» What is required:
The entire listing, reproduced exactly and stripped of images, is the expected output.

» Record excerpts:

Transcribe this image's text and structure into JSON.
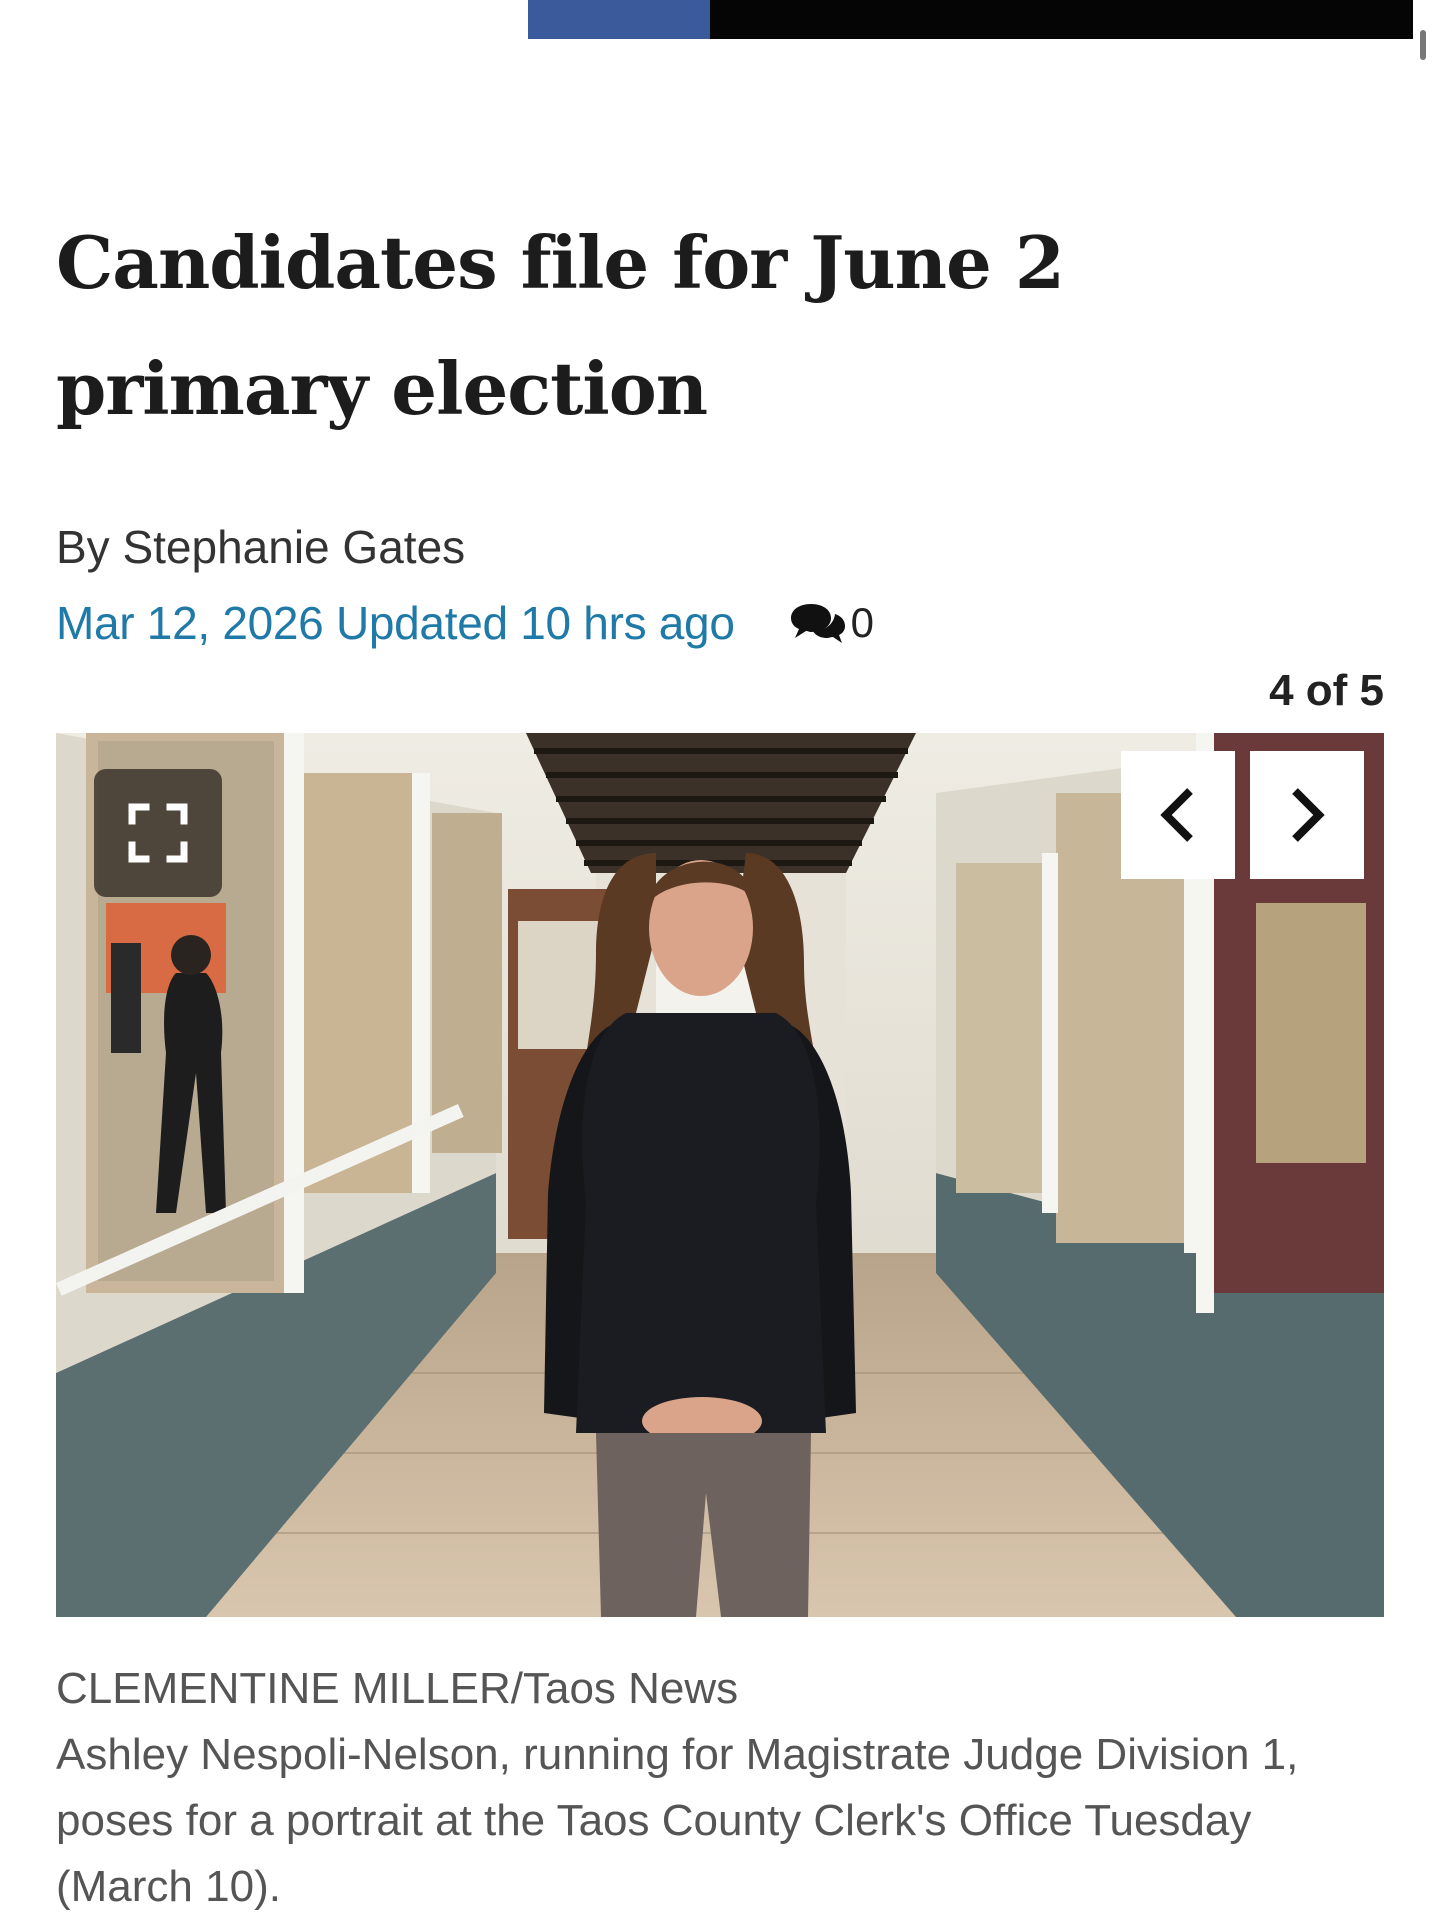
{
  "article": {
    "headline": "Candidates file for June 2 primary election",
    "byline": "By Stephanie Gates",
    "date_line": "Mar 12, 2026 Updated 10 hrs ago",
    "comment_count": "0"
  },
  "gallery": {
    "counter": "4 of 5",
    "fullscreen_icon": "expand-icon",
    "prev_icon": "chevron-left-icon",
    "next_icon": "chevron-right-icon",
    "photo_credit": "CLEMENTINE MILLER/Taos News",
    "caption": "Ashley Nespoli-Nelson, running for Magistrate Judge Division 1, poses for a portrait at the Taos County Clerk's Office Tuesday (March 10)."
  },
  "colors": {
    "date_link": "#1f7aa8",
    "topbar_accent": "#3a5a9c",
    "headline": "#1c1c1c"
  }
}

» Exercise output:
Transcribe this image's text and structure into JSON.
{
  "article": {
    "headline": "Candidates file for June 2 primary election",
    "byline": "By Stephanie Gates",
    "date_line": "Mar 12, 2026 Updated 10 hrs ago",
    "comment_count": "0"
  },
  "gallery": {
    "counter": "4 of 5",
    "fullscreen_icon": "expand-icon",
    "prev_icon": "chevron-left-icon",
    "next_icon": "chevron-right-icon",
    "photo_credit": "CLEMENTINE MILLER/Taos News",
    "caption": "Ashley Nespoli-Nelson, running for Magistrate Judge Division 1, poses for a portrait at the Taos County Clerk's Office Tuesday (March 10)."
  },
  "colors": {
    "date_link": "#1f7aa8",
    "topbar_accent": "#3a5a9c",
    "headline": "#1c1c1c"
  }
}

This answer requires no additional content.